COLUMBIA --- A popular education option in South Carolina's public schools has dwindled because of budget cuts, the outgoing state superintendent said Tuesday, as he cautioned lawmakers not to disrupt what's working.
South Carolina has been a national leader in public single-gender education since 2007, when state schools chief Jim Rex hired the nation's first -- and still only -- statewide coordinator to foster the idea and train teachers. By 2009, roughly 22,000 students in 214 schools were learning in boys-only and girls-only classes.
The number has waned since, despite a growing demand. The Palmetto State still leads the nation in public single-sex programs, at 124 schools with 17,000 students.
"Single-gender took off, and it's no secret. It's an idea whose time has come," said Rex, who said he saw the benefits as the former president of all-female Columbia College. "The theory is, the things that work well, you see more of. That's the way it's supposed to work. But you have to have resources. If you don't have enough money, you do the things you can afford."
Rex said that single-gender is a relatively inexpensive choice to offer, compared to others, but it does require an adequate number of teachers, and some training costs.
Under federal law, public schools that offer boys-only and girls-only classes must do so as an addition to traditional coed classes. Teacher layoffs can force schools to abandon the program if there aren't enough to teach all three per grade or subject. The Education Department estimates that districts have cut several thousand teachers in the last two years.
Expanding single-gender education was an early part of Rex's efforts to give parents more options within public schools. Others included Montessori classes and nature-based learning.
"There's a price to pay. You can't have more choice and improvement and innovation and continue to take resources away from these schools you're asking to implement these innovations," Rex said.
Statewide coordinator David Chadwell stressed it is a choice that's not for every student, and that adequate teacher training and buy-in from a school's leaders are key to a program's success. But for students who benefit, it offers more freedom and less anxiety, because they're not trying to impress students of the other gender, and lessons are attuned to their interests.
"We have an opportunity to be more open, rather than self-conscious about whether we're going to say something and get teased," said 13-year-old Emily Tuten, a seventh-grader at Hand Middle.
Her mother, Nancy Tuten, is a strong supporter. Her 12th-grade daughter also went through the program at Dent Middle in Columbia, the state's first to offer a full-day single-gender option, and she believes it played a role in her confidence and independence.
"A lot of girls lose their voice.

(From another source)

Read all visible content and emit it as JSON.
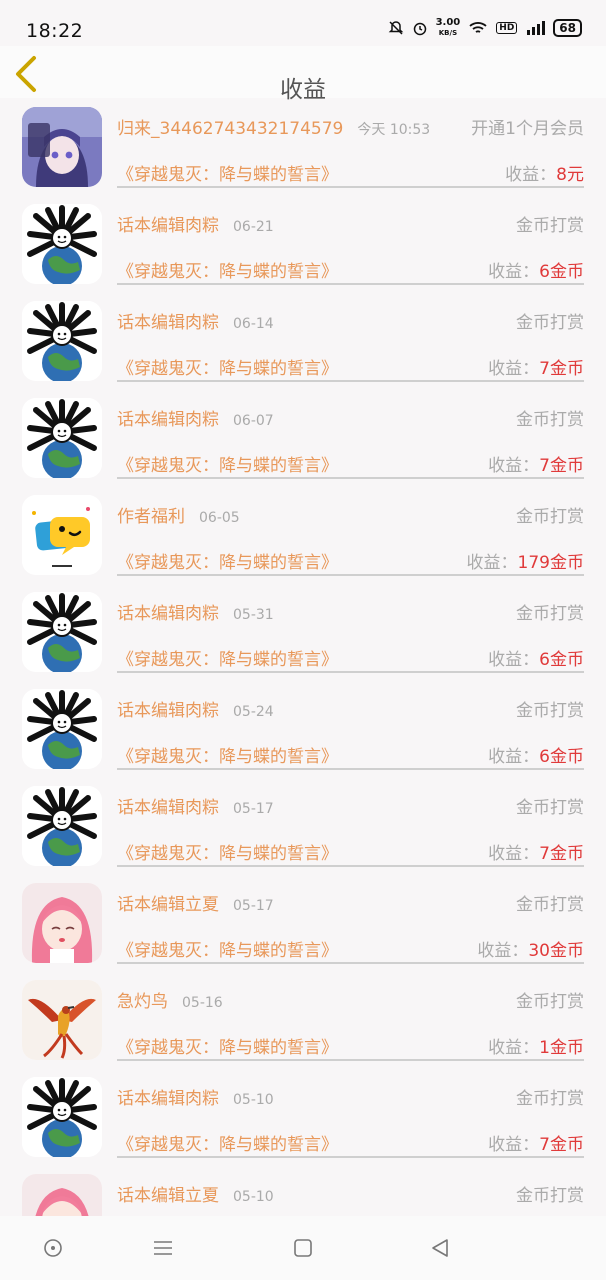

They're very confident in fifth grade" but they lose it during the awkward middle school years, she said.
Parent Regina Smith says she's nervous about the budget cuts, and what it might mean for her sixth-grader.
"I want him to stay in single-gender," she said. "Sometimes we don't put our money where our mouth is ... and that's unfortunate."